Aim of the exercise:
Print the records below exactly as they appear.

Given data:

========================

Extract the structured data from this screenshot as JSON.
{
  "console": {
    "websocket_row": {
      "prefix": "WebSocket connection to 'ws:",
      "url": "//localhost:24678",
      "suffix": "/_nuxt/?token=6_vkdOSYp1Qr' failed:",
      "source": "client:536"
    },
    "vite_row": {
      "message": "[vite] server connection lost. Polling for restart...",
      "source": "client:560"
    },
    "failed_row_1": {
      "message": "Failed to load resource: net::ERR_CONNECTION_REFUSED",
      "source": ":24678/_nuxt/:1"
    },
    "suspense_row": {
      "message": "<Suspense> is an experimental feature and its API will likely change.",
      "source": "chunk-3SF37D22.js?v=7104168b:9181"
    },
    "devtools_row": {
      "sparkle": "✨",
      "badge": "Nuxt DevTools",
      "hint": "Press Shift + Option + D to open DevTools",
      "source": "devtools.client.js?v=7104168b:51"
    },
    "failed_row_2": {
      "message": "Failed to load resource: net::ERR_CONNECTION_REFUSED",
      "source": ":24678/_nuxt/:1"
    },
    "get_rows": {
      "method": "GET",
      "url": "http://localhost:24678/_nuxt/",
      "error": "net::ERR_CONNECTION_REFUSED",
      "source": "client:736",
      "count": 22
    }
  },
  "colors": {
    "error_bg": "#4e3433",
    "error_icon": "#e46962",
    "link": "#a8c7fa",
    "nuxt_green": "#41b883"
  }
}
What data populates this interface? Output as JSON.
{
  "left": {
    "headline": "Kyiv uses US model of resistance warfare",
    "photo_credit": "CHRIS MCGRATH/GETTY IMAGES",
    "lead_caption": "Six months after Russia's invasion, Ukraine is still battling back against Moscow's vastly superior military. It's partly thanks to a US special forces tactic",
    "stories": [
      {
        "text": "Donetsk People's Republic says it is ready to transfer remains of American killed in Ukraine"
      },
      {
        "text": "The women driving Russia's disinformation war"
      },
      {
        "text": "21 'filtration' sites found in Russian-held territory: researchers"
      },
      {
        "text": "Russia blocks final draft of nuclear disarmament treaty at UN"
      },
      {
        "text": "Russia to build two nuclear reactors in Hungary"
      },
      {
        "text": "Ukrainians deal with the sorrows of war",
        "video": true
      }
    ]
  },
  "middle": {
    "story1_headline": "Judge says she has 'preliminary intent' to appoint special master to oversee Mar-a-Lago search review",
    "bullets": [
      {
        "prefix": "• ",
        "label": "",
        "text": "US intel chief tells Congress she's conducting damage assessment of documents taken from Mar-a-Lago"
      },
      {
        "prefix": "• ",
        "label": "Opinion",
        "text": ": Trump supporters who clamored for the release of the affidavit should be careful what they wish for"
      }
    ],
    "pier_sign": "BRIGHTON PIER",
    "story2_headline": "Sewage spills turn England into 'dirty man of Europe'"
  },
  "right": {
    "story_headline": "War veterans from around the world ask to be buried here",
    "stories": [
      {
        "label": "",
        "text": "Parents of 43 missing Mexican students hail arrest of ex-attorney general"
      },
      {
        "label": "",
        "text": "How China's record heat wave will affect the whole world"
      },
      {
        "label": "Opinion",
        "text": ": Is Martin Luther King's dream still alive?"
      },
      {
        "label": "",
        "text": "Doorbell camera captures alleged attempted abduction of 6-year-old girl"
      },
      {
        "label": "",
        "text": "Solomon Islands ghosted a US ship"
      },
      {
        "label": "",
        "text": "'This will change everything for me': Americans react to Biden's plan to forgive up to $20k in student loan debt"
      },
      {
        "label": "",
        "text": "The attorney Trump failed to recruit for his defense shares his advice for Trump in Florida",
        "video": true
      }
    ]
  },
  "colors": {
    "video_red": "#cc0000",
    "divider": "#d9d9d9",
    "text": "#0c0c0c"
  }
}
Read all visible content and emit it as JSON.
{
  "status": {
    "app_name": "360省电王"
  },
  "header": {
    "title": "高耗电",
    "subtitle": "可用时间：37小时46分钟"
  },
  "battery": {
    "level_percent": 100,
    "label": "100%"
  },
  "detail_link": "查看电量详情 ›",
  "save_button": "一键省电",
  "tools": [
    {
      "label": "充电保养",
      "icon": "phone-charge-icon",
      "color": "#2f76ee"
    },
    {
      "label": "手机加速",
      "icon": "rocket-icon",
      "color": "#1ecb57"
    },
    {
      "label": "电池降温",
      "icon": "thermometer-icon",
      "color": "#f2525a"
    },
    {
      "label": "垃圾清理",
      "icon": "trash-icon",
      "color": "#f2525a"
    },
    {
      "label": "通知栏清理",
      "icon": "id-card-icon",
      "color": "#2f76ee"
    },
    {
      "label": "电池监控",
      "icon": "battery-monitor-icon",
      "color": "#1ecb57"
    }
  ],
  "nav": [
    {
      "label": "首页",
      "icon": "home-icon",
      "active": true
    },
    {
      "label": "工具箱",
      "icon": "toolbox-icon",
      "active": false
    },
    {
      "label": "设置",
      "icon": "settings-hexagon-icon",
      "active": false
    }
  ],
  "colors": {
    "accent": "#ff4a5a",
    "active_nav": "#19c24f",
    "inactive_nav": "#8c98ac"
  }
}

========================

Task result:
Extract the structured data from this screenshot as JSON.
{
  "console": {
    "websocket_row": {
      "prefix": "WebSocket connection to 'ws:",
      "url": "//localhost:24678",
      "suffix": "/_nuxt/?token=6_vkdOSYp1Qr' failed:",
      "source": "client:536"
    },
    "vite_row": {
      "message": "[vite] server connection lost. Polling for restart...",
      "source": "client:560"
    },
    "failed_row_1": {
      "message": "Failed to load resource: net::ERR_CONNECTION_REFUSED",
      "source": ":24678/_nuxt/:1"
    },
    "suspense_row": {
      "message": "<Suspense> is an experimental feature and its API will likely change.",
      "source": "chunk-3SF37D22.js?v=7104168b:9181"
    },
    "devtools_row": {
      "sparkle": "✨",
      "badge": "Nuxt DevTools",
      "hint": "Press Shift + Option + D to open DevTools",
      "source": "devtools.client.js?v=7104168b:51"
    },
    "failed_row_2": {
      "message": "Failed to load resource: net::ERR_CONNECTION_REFUSED",
      "source": ":24678/_nuxt/:1"
    },
    "get_rows": {
      "method": "GET",
      "url": "http://localhost:24678/_nuxt/",
      "error": "net::ERR_CONNECTION_REFUSED",
      "source": "client:736",
      "count": 22
    }
  },
  "colors": {
    "error_bg": "#4e3433",
    "error_icon": "#e46962",
    "link": "#a8c7fa",
    "nuxt_green": "#41b883"
  }
}
What data populates this interface? Output as JSON.
{
  "left": {
    "headline": "Kyiv uses US model of resistance warfare",
    "photo_credit": "CHRIS MCGRATH/GETTY IMAGES",
    "lead_caption": "Six months after Russia's invasion, Ukraine is still battling back against Moscow's vastly superior military. It's partly thanks to a US special forces tactic",
    "stories": [
      {
        "text": "Donetsk People's Republic says it is ready to transfer remains of American killed in Ukraine"
      },
      {
        "text": "The women driving Russia's disinformation war"
      },
      {
        "text": "21 'filtration' sites found in Russian-held territory: researchers"
      },
      {
        "text": "Russia blocks final draft of nuclear disarmament treaty at UN"
      },
      {
        "text": "Russia to build two nuclear reactors in Hungary"
      },
      {
        "text": "Ukrainians deal with the sorrows of war",
        "video": true
      }
    ]
  },
  "middle": {
    "story1_headline": "Judge says she has 'preliminary intent' to appoint special master to oversee Mar-a-Lago search review",
    "bullets": [
      {
        "prefix": "• ",
        "label": "",
        "text": "US intel chief tells Congress she's conducting damage assessment of documents taken from Mar-a-Lago"
      },
      {
        "prefix": "• ",
        "label": "Opinion",
        "text": ": Trump supporters who clamored for the release of the affidavit should be careful what they wish for"
      }
    ],
    "pier_sign": "BRIGHTON PIER",
    "story2_headline": "Sewage spills turn England into 'dirty man of Europe'"
  },
  "right": {
    "story_headline": "War veterans from around the world ask to be buried here",
    "stories": [
      {
        "label": "",
        "text": "Parents of 43 missing Mexican students hail arrest of ex-attorney general"
      },
      {
        "label": "",
        "text": "How China's record heat wave will affect the whole world"
      },
      {
        "label": "Opinion",
        "text": ": Is Martin Luther King's dream still alive?"
      },
      {
        "label": "",
        "text": "Doorbell camera captures alleged attempted abduction of 6-year-old girl"
      },
      {
        "label": "",
        "text": "Solomon Islands ghosted a US ship"
      },
      {
        "label": "",
        "text": "'This will change everything for me': Americans react to Biden's plan to forgive up to $20k in student loan debt"
      },
      {
        "label": "",
        "text": "The attorney Trump failed to recruit for his defense shares his advice for Trump in Florida",
        "video": true
      }
    ]
  },
  "colors": {
    "video_red": "#cc0000",
    "divider": "#d9d9d9",
    "text": "#0c0c0c"
  }
}
Read all visible content and emit it as JSON.
{
  "status": {
    "app_name": "360省电王"
  },
  "header": {
    "title": "高耗电",
    "subtitle": "可用时间：37小时46分钟"
  },
  "battery": {
    "level_percent": 100,
    "label": "100%"
  },
  "detail_link": "查看电量详情 ›",
  "save_button": "一键省电",
  "tools": [
    {
      "label": "充电保养",
      "icon": "phone-charge-icon",
      "color": "#2f76ee"
    },
    {
      "label": "手机加速",
      "icon": "rocket-icon",
      "color": "#1ecb57"
    },
    {
      "label": "电池降温",
      "icon": "thermometer-icon",
      "color": "#f2525a"
    },
    {
      "label": "垃圾清理",
      "icon": "trash-icon",
      "color": "#f2525a"
    },
    {
      "label": "通知栏清理",
      "icon": "id-card-icon",
      "color": "#2f76ee"
    },
    {
      "label": "电池监控",
      "icon": "battery-monitor-icon",
      "color": "#1ecb57"
    }
  ],
  "nav": [
    {
      "label": "首页",
      "icon": "home-icon",
      "active": true
    },
    {
      "label": "工具箱",
      "icon": "toolbox-icon",
      "active": false
    },
    {
      "label": "设置",
      "icon": "settings-hexagon-icon",
      "active": false
    }
  ],
  "colors": {
    "accent": "#ff4a5a",
    "active_nav": "#19c24f",
    "inactive_nav": "#8c98ac"
  }
}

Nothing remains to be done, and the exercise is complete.